Por Manuel Cereijo
Cuba experienced economic growth during the second half of the 1990s until 2001. At the end of 2000, Cuba reported a GDP growth rate of 5.6% and an average GDP growth rate of 4.6% for 1996-2000.
Soviet assistance and subsidies kept the Cuban economy afloat from the 1960s until the end of the Soviet Union in 1991. After Russia ended all its subsidies to Cuba in 1991, the island's economy went into a tailspin. In order to try to pull out of this economic nose-dive, between 1993 and 1996 the Cuban Government implemented several economic measures, which included "elements of capitalism." Among those measures were permitting foreign investment in limited sectors (tourism and mining); permitting private agricultural production on a small scale; and decriminalizing the use of the U.S. dollar.
These measures allowed Cuba to pull out of the economic crash-dive it experienced in the early 1990s, when the economy contracted by some 50%.
A series of events in 2001, however, contributed to Cuba's economic slowdown:
The events of September 11, 2001;
Tourism was especially affected, with revenues declining from over $1.5 billion in 2000 to $1.2 billion in 2001. Direct foreign investment dwindled to a record low $38.9 million in 2001.
In 2002, growth slowed for the second year in a row, from 3% in 2001 to a reported 1.1% for 2002. Tourism, which had been projected to grow slightly, contracted 8% in total number of arrivals. Sugar production was down slightly, and revenues fell $120 million to $441 million, also because sugar prices fell on the world market.
Nickel production fell, but this was offset somewhat by the increase in world nickel prices to bring in an estimated $512 million in revenue.
There was no improvement in direct foreign investment in 2002. The island continued to increase dependence on imports and ran a $2.4 billion trade deficit in 2002.
The effects of Hurricane Michelle lasted into 2002 and affected citrus and other non-sugar agriculture. Two hurricanes in the fall of 2002 further damaged citrus and much of the tobacco industry's infrastructure. The only somewhat dynamic industry for the year was oil and gas. However, the government still spent $1 billion importing oil, due to the interruption of Venezuelan supplies that force Cuba to purchase more expensive oil on the spot market.

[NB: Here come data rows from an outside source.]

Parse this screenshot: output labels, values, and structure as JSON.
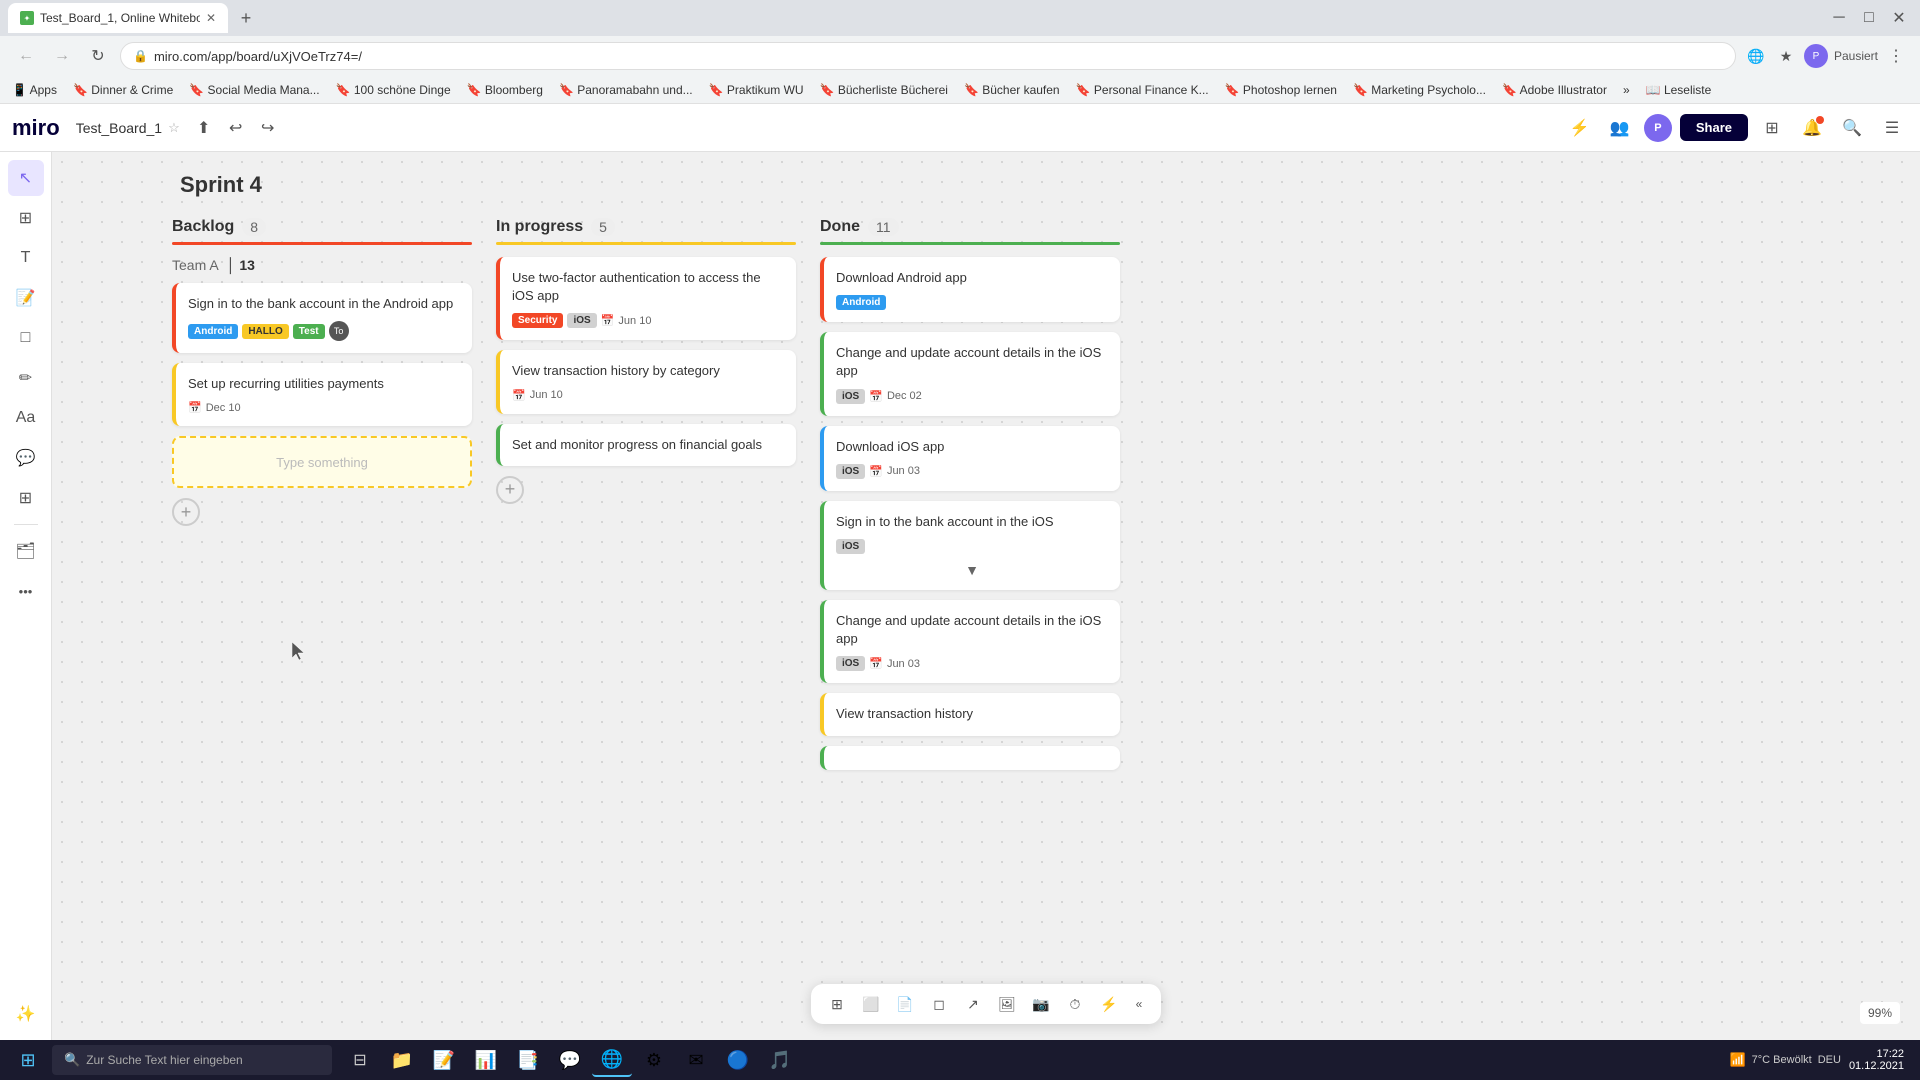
{
  "browser": {
    "tab_title": "Test_Board_1, Online Whiteboar...",
    "url": "miro.com/app/board/uXjVOeTrz74=/",
    "bookmarks": [
      "Apps",
      "Dinner & Crime",
      "Social Media Mana...",
      "100 schöne Dinge",
      "Bloomberg",
      "Panoramabahn und...",
      "Praktikum WU",
      "Bücherliste Bücherei",
      "Bücher kaufen",
      "Personal Finance K...",
      "Photoshop lernen",
      "Marketing Psycholo...",
      "Adobe Illustrator",
      "Leseliste"
    ]
  },
  "miro": {
    "logo": "miro",
    "board_name": "Test_Board_1",
    "share_label": "Share",
    "paused_label": "Pausiert",
    "date": "01.12.2021",
    "zoom": "99%",
    "time": "17:22"
  },
  "board": {
    "sprint_title": "Sprint 4",
    "columns": [
      {
        "title": "Backlog",
        "count": "8",
        "type": "backlog",
        "team_label": "Team A",
        "team_count": "13",
        "cards": [
          {
            "title": "Sign in to the bank account in the Android app",
            "border": "red",
            "tags": [
              {
                "label": "Android",
                "class": "tag-android"
              },
              {
                "label": "HALLO",
                "class": "tag-hallo"
              },
              {
                "label": "Test",
                "class": "tag-test"
              }
            ],
            "has_avatar": true,
            "avatar_label": "To",
            "date": null
          },
          {
            "title": "Set up recurring utilities payments",
            "border": "yellow",
            "tags": [],
            "has_avatar": false,
            "date": "Dec 10"
          }
        ],
        "type_placeholder": "Type something"
      },
      {
        "title": "In progress",
        "count": "5",
        "type": "inprogress",
        "cards": [
          {
            "title": "Use two-factor authentication to access the iOS app",
            "border": "red",
            "tags": [
              {
                "label": "Security",
                "class": "tag-security"
              },
              {
                "label": "iOS",
                "class": "tag-ios"
              }
            ],
            "date": "Jun 10"
          },
          {
            "title": "View transaction history by category",
            "border": "yellow",
            "tags": [],
            "date": "Jun 10"
          },
          {
            "title": "Set and monitor progress on financial goals",
            "border": "green",
            "tags": [],
            "date": null
          }
        ]
      },
      {
        "title": "Done",
        "count": "11",
        "type": "done",
        "cards": [
          {
            "title": "Download Android app",
            "border": "red",
            "tags": [
              {
                "label": "Android",
                "class": "tag-android-done"
              }
            ],
            "date": null
          },
          {
            "title": "Change and update account details in the iOS app",
            "border": "green",
            "tags": [
              {
                "label": "iOS",
                "class": "tag-ios"
              }
            ],
            "date": "Dec 02"
          },
          {
            "title": "Download iOS app",
            "border": "blue",
            "tags": [
              {
                "label": "iOS",
                "class": "tag-ios"
              }
            ],
            "date": "Jun 03"
          },
          {
            "title": "Sign in to the bank account in the iOS",
            "border": "green",
            "tags": [
              {
                "label": "iOS",
                "class": "tag-ios"
              }
            ],
            "date": null,
            "collapsed": true
          },
          {
            "title": "Change and update account details in the iOS app",
            "border": "green",
            "tags": [
              {
                "label": "iOS",
                "class": "tag-ios"
              }
            ],
            "date": "Jun 03"
          },
          {
            "title": "View transaction history",
            "border": "yellow",
            "tags": [],
            "date": null
          }
        ]
      }
    ]
  },
  "taskbar": {
    "search_placeholder": "Zur Suche Text hier eingeben",
    "time": "17:22",
    "date": "01.12.2021",
    "weather": "7°C Bewölkt",
    "lang": "DEU"
  }
}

Also, Cuba got a "trueque" of oil from Iran, providing Iran with biotechnology and cybernetic technology and facilities.
In June 2002, Cuba announced the shutting down of 70 of its 156 sugar cane mills, devoting 14 of those remaining to the production of honey and other derivatives or conversion into tourist attractions. In reality, 85 sugar cane mills have been shut down.
Of the nearly 2 million hectares currently devoted to sugar cane plantations, 1.24 million hectares are being diverted to other agricultural uses. This has thrown 130,000 of the nation's 427,000 sugar workers out of work. The plans are for future sugar production to be aimed at meeting the 700,000 ton per year domestic demand, while limiting export levels to around 1.5 million tons.
Predictions for 2003 are that the Cuban economy will experience only a growth of 0.8%. Cuba incurred extraordinary expenditures involving the purchase of oil on the spot market. Sugar cane production in 2003 is expected to be the worst in the history of the industry.
EUROPE: $10.9 billion. Paris Club creditors In 1986, Cuba suspended payments of the debt. Despite on-going negotiations, Cuba has yet to service its debt to the Club since issuing a moratorium in 1987.
Eastern Europe: $2.2 billion.
Russia: Estimated at roughly $20 billion.
Canada: $73 millions
Japan: $1.7 billion
China: $400 million.
Latin America and the Caribbean:
Argentina: $3,517 (2002 est.)
Cuba: $3,000 (2002, including ruble debt)
Mexico: $1,584 (200 )
Brazil: $1,503 (2002)
Ecuador: $1,184 (2001)
Colombia $836 (1997)
Haiti: $151 (1997)
Este y otros excelentes artículos del mismo AUTOR aparecen en la REVISTA GUARACABUYA con dirección electrónica de:
Las credenciales específicas del columnista Manuel Cereijo están descritas para información del lector en: